**EXERCISE OBJECTIVE:** Reproduce, exactly and in full, the records that follow, minus any pictures.

Dataset rows describing interfaces:
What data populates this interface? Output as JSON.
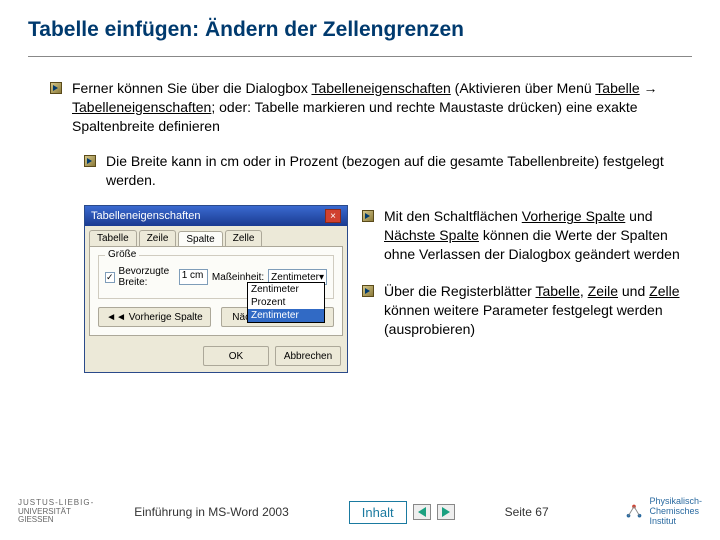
{
  "title": "Tabelle einfügen: Ändern der Zellengrenzen",
  "bullet1": {
    "pre": "Ferner können Sie über die Dialogbox ",
    "u1": "Tabelleneigenschaften",
    "mid1": " (Aktivieren über Menü ",
    "u2": "Tabelle",
    "arrow": " → ",
    "u3": "Tabelleneigenschaften",
    "post": "; oder: Tabelle markieren und rechte Maustaste drücken) eine exakte Spaltenbreite definieren"
  },
  "bullet2": "Die Breite kann in cm oder in Prozent (bezogen auf die gesamte Tabellenbreite) festgelegt werden.",
  "bullet3": {
    "pre": "Mit den Schaltflächen ",
    "u1": "Vorherige Spalte",
    "mid": " und ",
    "u2": "Nächste Spalte",
    "post": " können die Werte der Spalten ohne Verlassen der Dialogbox geändert werden"
  },
  "bullet4": {
    "pre": "Über die Registerblätter ",
    "u1": "Tabelle",
    "c1": ", ",
    "u2": "Zeile",
    "c2": " und ",
    "u3": "Zelle",
    "post": " können weitere Parameter festgelegt werden (ausprobieren)"
  },
  "dialog": {
    "title": "Tabelleneigenschaften",
    "tabs": [
      "Tabelle",
      "Zeile",
      "Spalte",
      "Zelle"
    ],
    "group": "Größe",
    "chk_label": "Bevorzugte Breite:",
    "width_val": "1 cm",
    "unit_label": "Maßeinheit:",
    "unit_sel": "Zentimeter",
    "dd": [
      "Zentimeter",
      "Prozent",
      "Zentimeter"
    ],
    "prev": "◄◄ Vorherige Spalte",
    "next": "Nächste Spalte ►►",
    "ok": "OK",
    "cancel": "Abbrechen"
  },
  "footer": {
    "uni1": "JUSTUS-LIEBIG-",
    "uni2": "UNIVERSITÄT",
    "uni3": "GIESSEN",
    "course": "Einführung in MS-Word 2003",
    "inhalt": "Inhalt",
    "page": "Seite 67",
    "inst1": "Physikalisch-",
    "inst2": "Chemisches",
    "inst3": "Institut"
  }
}
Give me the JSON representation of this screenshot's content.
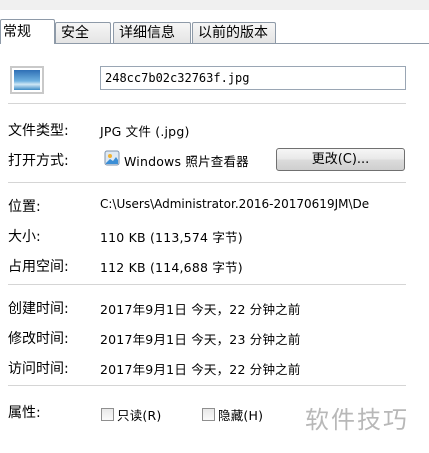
{
  "tabs": [
    "常规",
    "安全",
    "详细信息",
    "以前的版本"
  ],
  "file": {
    "name": "248cc7b02c32763f.jpg"
  },
  "labels": {
    "type": "文件类型:",
    "open_with": "打开方式:",
    "location": "位置:",
    "size": "大小:",
    "size_on_disk": "占用空间:",
    "created": "创建时间:",
    "modified": "修改时间:",
    "accessed": "访问时间:",
    "attributes": "属性:"
  },
  "values": {
    "type": "JPG 文件 (.jpg)",
    "open_with_app": "Windows 照片查看器",
    "change_button": "更改(C)...",
    "location": "C:\\Users\\Administrator.2016-20170619JM\\De",
    "size": "110 KB (113,574 字节)",
    "size_on_disk": "112 KB (114,688 字节)",
    "created": "2017年9月1日 今天，22 分钟之前",
    "modified": "2017年9月1日 今天，23 分钟之前",
    "accessed": "2017年9月1日 今天，22 分钟之前"
  },
  "attributes": {
    "readonly": "只读(R)",
    "hidden": "隐藏(H)"
  },
  "watermark": "软件技巧",
  "icons": {
    "file": "jpg-image-icon",
    "app": "photo-viewer-icon"
  }
}
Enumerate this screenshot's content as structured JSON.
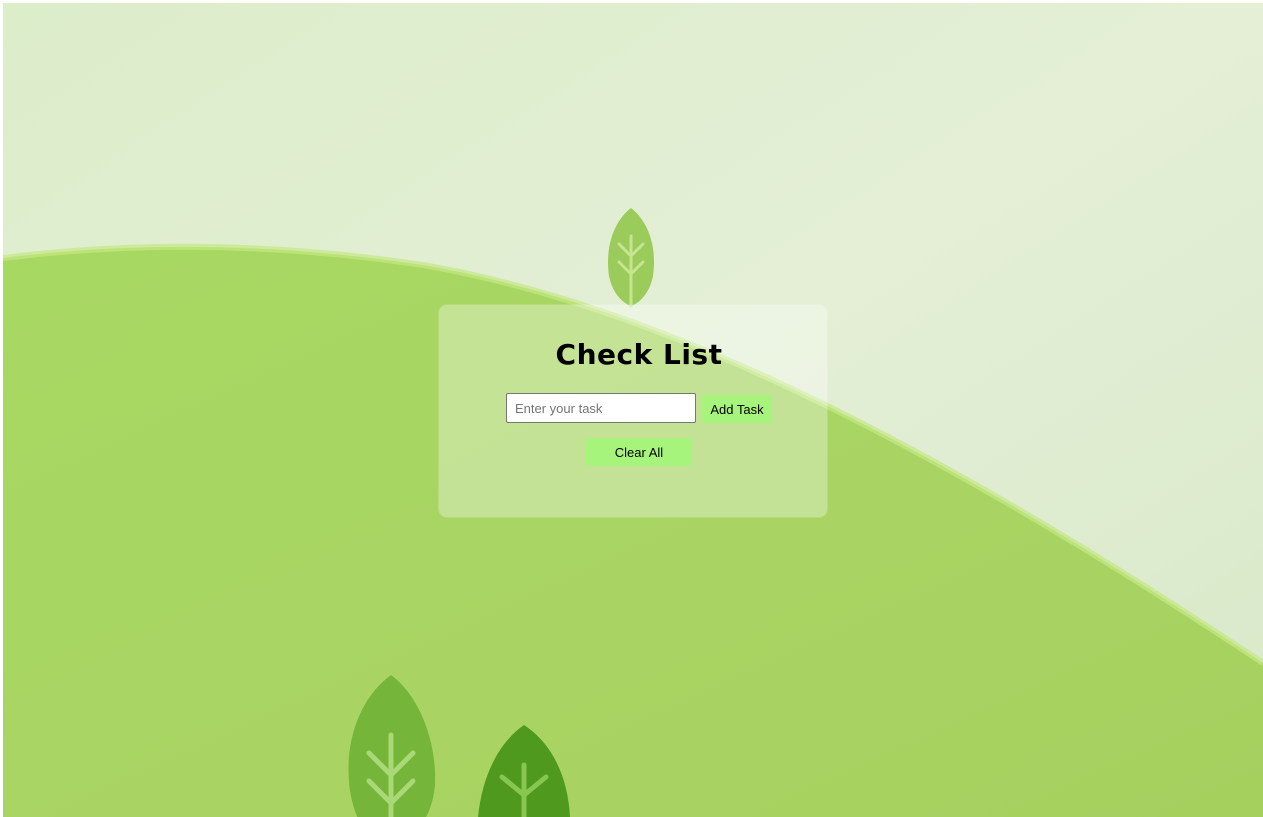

**SOLUTION TO THIS EXERCISE:**
What data populates this interface? Output as JSON.
{
  "title": "Tabelle einfügen: Ändern der Zellengrenzen",
  "bullet1": {
    "pre": "Ferner können Sie über die Dialogbox ",
    "u1": "Tabelleneigenschaften",
    "mid1": " (Aktivieren über Menü ",
    "u2": "Tabelle",
    "arrow": " → ",
    "u3": "Tabelleneigenschaften",
    "post": "; oder: Tabelle markieren und rechte Maustaste drücken) eine exakte Spaltenbreite definieren"
  },
  "bullet2": "Die Breite kann in cm oder in Prozent (bezogen auf die gesamte Tabellenbreite) festgelegt werden.",
  "bullet3": {
    "pre": "Mit den Schaltflächen ",
    "u1": "Vorherige Spalte",
    "mid": " und ",
    "u2": "Nächste Spalte",
    "post": " können die Werte der Spalten ohne Verlassen der Dialogbox geändert werden"
  },
  "bullet4": {
    "pre": "Über die Registerblätter ",
    "u1": "Tabelle",
    "c1": ", ",
    "u2": "Zeile",
    "c2": " und ",
    "u3": "Zelle",
    "post": " können weitere Parameter festgelegt werden (ausprobieren)"
  },
  "dialog": {
    "title": "Tabelleneigenschaften",
    "tabs": [
      "Tabelle",
      "Zeile",
      "Spalte",
      "Zelle"
    ],
    "group": "Größe",
    "chk_label": "Bevorzugte Breite:",
    "width_val": "1 cm",
    "unit_label": "Maßeinheit:",
    "unit_sel": "Zentimeter",
    "dd": [
      "Zentimeter",
      "Prozent",
      "Zentimeter"
    ],
    "prev": "◄◄ Vorherige Spalte",
    "next": "Nächste Spalte ►►",
    "ok": "OK",
    "cancel": "Abbrechen"
  },
  "footer": {
    "uni1": "JUSTUS-LIEBIG-",
    "uni2": "UNIVERSITÄT",
    "uni3": "GIESSEN",
    "course": "Einführung in MS-Word 2003",
    "inhalt": "Inhalt",
    "page": "Seite 67",
    "inst1": "Physikalisch-",
    "inst2": "Chemisches",
    "inst3": "Institut"
  }
}
Give me the JSON representation of this screenshot's content.
{
  "tabs": [
    "常规",
    "安全",
    "详细信息",
    "以前的版本"
  ],
  "file": {
    "name": "248cc7b02c32763f.jpg"
  },
  "labels": {
    "type": "文件类型:",
    "open_with": "打开方式:",
    "location": "位置:",
    "size": "大小:",
    "size_on_disk": "占用空间:",
    "created": "创建时间:",
    "modified": "修改时间:",
    "accessed": "访问时间:",
    "attributes": "属性:"
  },
  "values": {
    "type": "JPG 文件 (.jpg)",
    "open_with_app": "Windows 照片查看器",
    "change_button": "更改(C)...",
    "location": "C:\\Users\\Administrator.2016-20170619JM\\De",
    "size": "110 KB (113,574 字节)",
    "size_on_disk": "112 KB (114,688 字节)",
    "created": "2017年9月1日 今天，22 分钟之前",
    "modified": "2017年9月1日 今天，23 分钟之前",
    "accessed": "2017年9月1日 今天，22 分钟之前"
  },
  "attributes": {
    "readonly": "只读(R)",
    "hidden": "隐藏(H)"
  },
  "watermark": "软件技巧",
  "icons": {
    "file": "jpg-image-icon",
    "app": "photo-viewer-icon"
  }
}
Enumerate this screenshot's content as structured JSON.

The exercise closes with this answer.